● **Task description**: All of the records below are to be output exactly; no image belongs in the result.

Stored entries
Content starts

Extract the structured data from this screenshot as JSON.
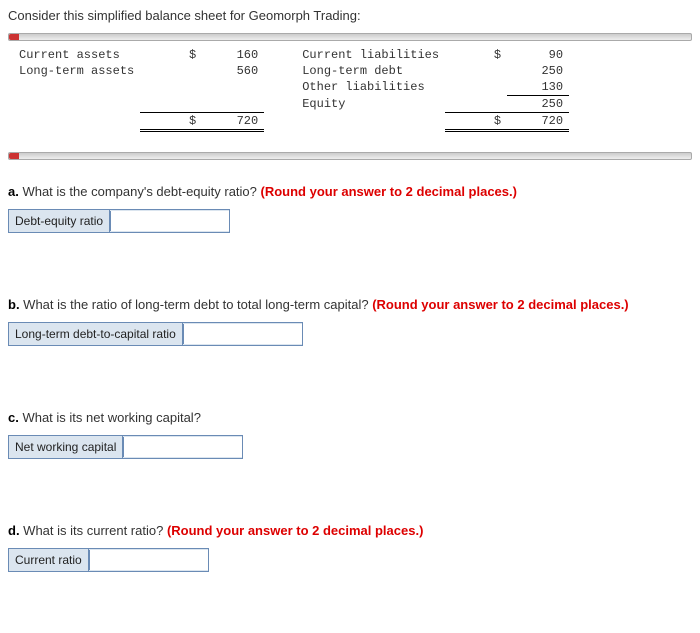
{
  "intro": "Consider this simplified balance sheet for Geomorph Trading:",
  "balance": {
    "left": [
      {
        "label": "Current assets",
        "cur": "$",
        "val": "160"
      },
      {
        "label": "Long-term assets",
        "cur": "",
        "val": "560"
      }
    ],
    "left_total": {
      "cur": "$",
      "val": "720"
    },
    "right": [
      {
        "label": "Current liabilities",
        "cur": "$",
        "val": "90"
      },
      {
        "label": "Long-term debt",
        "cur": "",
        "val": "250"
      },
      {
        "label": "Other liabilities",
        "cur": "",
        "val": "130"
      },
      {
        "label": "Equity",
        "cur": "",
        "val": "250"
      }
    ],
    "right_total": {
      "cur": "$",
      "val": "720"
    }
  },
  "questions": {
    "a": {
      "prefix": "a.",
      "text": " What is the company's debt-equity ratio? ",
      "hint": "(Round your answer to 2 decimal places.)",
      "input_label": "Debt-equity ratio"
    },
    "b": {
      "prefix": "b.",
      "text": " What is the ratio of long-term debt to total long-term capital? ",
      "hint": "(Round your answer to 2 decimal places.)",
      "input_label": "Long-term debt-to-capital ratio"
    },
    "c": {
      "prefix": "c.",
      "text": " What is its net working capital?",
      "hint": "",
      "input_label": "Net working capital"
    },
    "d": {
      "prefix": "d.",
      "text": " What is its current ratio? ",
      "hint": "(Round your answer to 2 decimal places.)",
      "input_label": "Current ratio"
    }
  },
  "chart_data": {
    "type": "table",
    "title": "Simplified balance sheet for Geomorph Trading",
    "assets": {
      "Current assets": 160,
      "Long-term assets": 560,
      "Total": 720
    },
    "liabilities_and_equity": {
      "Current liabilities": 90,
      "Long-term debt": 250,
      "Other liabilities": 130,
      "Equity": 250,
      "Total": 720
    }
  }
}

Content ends

● **Task result**:
Extract the structured data from this screenshot as JSON.
{
  "intro": "Consider this simplified balance sheet for Geomorph Trading:",
  "balance": {
    "left": [
      {
        "label": "Current assets",
        "cur": "$",
        "val": "160"
      },
      {
        "label": "Long-term assets",
        "cur": "",
        "val": "560"
      }
    ],
    "left_total": {
      "cur": "$",
      "val": "720"
    },
    "right": [
      {
        "label": "Current liabilities",
        "cur": "$",
        "val": "90"
      },
      {
        "label": "Long-term debt",
        "cur": "",
        "val": "250"
      },
      {
        "label": "Other liabilities",
        "cur": "",
        "val": "130"
      },
      {
        "label": "Equity",
        "cur": "",
        "val": "250"
      }
    ],
    "right_total": {
      "cur": "$",
      "val": "720"
    }
  },
  "questions": {
    "a": {
      "prefix": "a.",
      "text": " What is the company's debt-equity ratio? ",
      "hint": "(Round your answer to 2 decimal places.)",
      "input_label": "Debt-equity ratio"
    },
    "b": {
      "prefix": "b.",
      "text": " What is the ratio of long-term debt to total long-term capital? ",
      "hint": "(Round your answer to 2 decimal places.)",
      "input_label": "Long-term debt-to-capital ratio"
    },
    "c": {
      "prefix": "c.",
      "text": " What is its net working capital?",
      "hint": "",
      "input_label": "Net working capital"
    },
    "d": {
      "prefix": "d.",
      "text": " What is its current ratio? ",
      "hint": "(Round your answer to 2 decimal places.)",
      "input_label": "Current ratio"
    }
  },
  "chart_data": {
    "type": "table",
    "title": "Simplified balance sheet for Geomorph Trading",
    "assets": {
      "Current assets": 160,
      "Long-term assets": 560,
      "Total": 720
    },
    "liabilities_and_equity": {
      "Current liabilities": 90,
      "Long-term debt": 250,
      "Other liabilities": 130,
      "Equity": 250,
      "Total": 720
    }
  }
}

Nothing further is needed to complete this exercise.